Finally sittingdown to write about the stages of long-rerm trauma as set forth in Man’s Search for Meaning. It’s an intense thing to do because I have to remind myself of all the things that happened, but having these stages validated has been extremely helpful to me, and I hope it might help someone else.
I can’t recall how I felt as a baby being abused, I just know from stories from my grandmothers that I was, and really, abuse is my earliest memory. It was just a fact of life, something I couldn’t avoid, no matter how long I dragged my feet after school (it sometimes took my brother and me over an hour to walk the six short-blocks from our school to home).
But I do recall the beginning of the abuse with my husband. And I was definitely shocked. It was unexpected. He’d been one way while we were dating, and after we were married, he changed. He no longer treated me well privately, mostly he ignored me (even during the honeymoon) or reacted negatively and cruelly to everything I did and said. Even asking for the smallest kindness from him was likely to generate an angry reaction.
It took me some time to recover from the shock.
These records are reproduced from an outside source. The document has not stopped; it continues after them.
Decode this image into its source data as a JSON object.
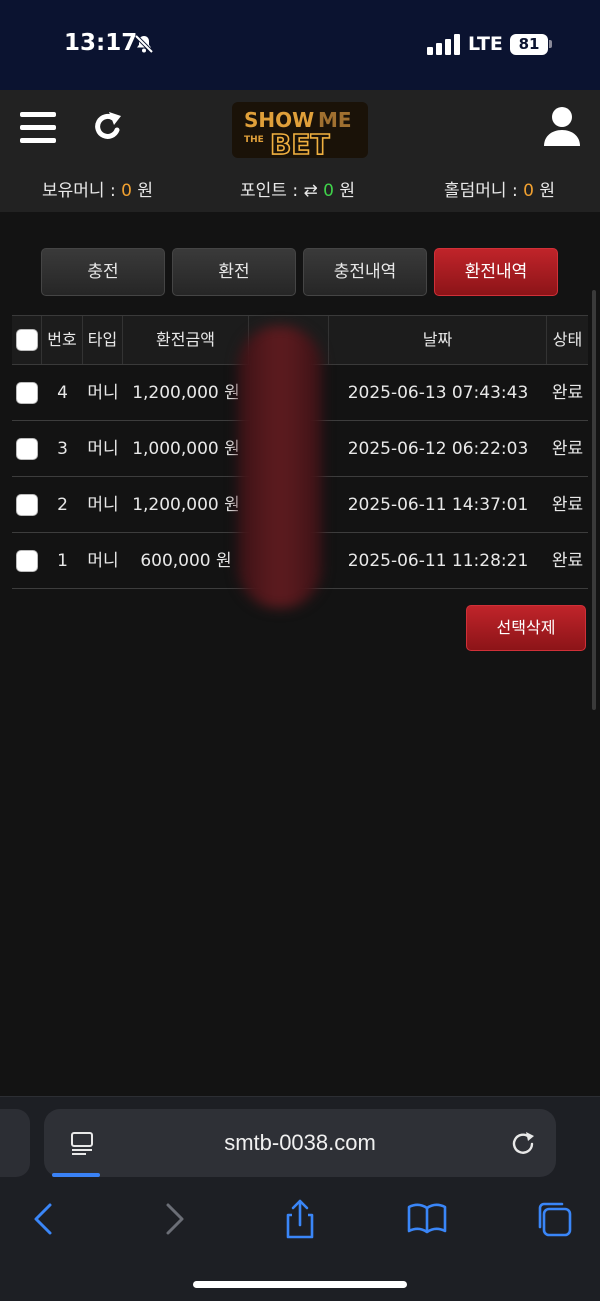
{
  "status_bar": {
    "time": "13:17",
    "network": "LTE",
    "battery": "81"
  },
  "header": {
    "logo_alt": "SHOW ME THE BET",
    "balances": [
      {
        "label": "보유머니 : ",
        "value": "0",
        "unit": " 원"
      },
      {
        "label": "포인트 : ",
        "value": "0",
        "unit": " 원"
      },
      {
        "label": "홀덤머니 : ",
        "value": "0",
        "unit": " 원"
      }
    ]
  },
  "tabs": [
    {
      "label": "충전",
      "active": false
    },
    {
      "label": "환전",
      "active": false
    },
    {
      "label": "충전내역",
      "active": false
    },
    {
      "label": "환전내역",
      "active": true
    }
  ],
  "table": {
    "columns": [
      "번호",
      "타입",
      "환전금액",
      "날짜",
      "상태"
    ],
    "rows": [
      {
        "no": "4",
        "type": "머니",
        "amount": "1,200,000 원",
        "date": "2025-06-13 07:43:43",
        "status": "완료"
      },
      {
        "no": "3",
        "type": "머니",
        "amount": "1,000,000 원",
        "date": "2025-06-12 06:22:03",
        "status": "완료"
      },
      {
        "no": "2",
        "type": "머니",
        "amount": "1,200,000 원",
        "date": "2025-06-11 14:37:01",
        "status": "완료"
      },
      {
        "no": "1",
        "type": "머니",
        "amount": "600,000 원",
        "date": "2025-06-11 11:28:21",
        "status": "완료"
      }
    ]
  },
  "actions": {
    "delete_selected": "선택삭제"
  },
  "browser": {
    "url": "smtb-0038.com"
  },
  "colors": {
    "accent_red": "#b01c22",
    "balance_orange": "#f0a030",
    "point_green": "#3fd14a"
  }
}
As I’ve read stories and as I’ve spoken to other people who are/were in abusive marriages where the abuse began immediately after the wedding, I hear the same thing. They had the same experiences, the same reaction.
Frankl points out an interesting thing that happens during this period, the victim still believes they will be saved. He calls this the “delusion of reprieve.”
At first you try to convince yourself you are imagining it. You think that it can’t really be as bad as you think it is. You believe that things will get better so you look for any little sign, any little something better. In my case, and in the case of at least half the abuse victims I’ve spoken with, my spouse treated me well while we were in public, and that would buoy my hopes. It would make me think that things weren’t all that bad, or that they might get better.
As you slowly start to realize that things aren’t going to change, that salvation is not coming for you, that there is no getting out, that’s when things get really bad. That’s when you begin to enter the second phase, a phase which some never are allowed to leave either because of social pressure from family and church, or because they just think they don’t deserve better, or, in the worst case scenario, the abusive spouse finally does what they really wanted all along, they kill their victim.
Abuse is real. Abuse in the church is common. It’s time we stopped excusing the abusers, and far past time we stopped tolerating pastors who ignore it, justify it, and enable it.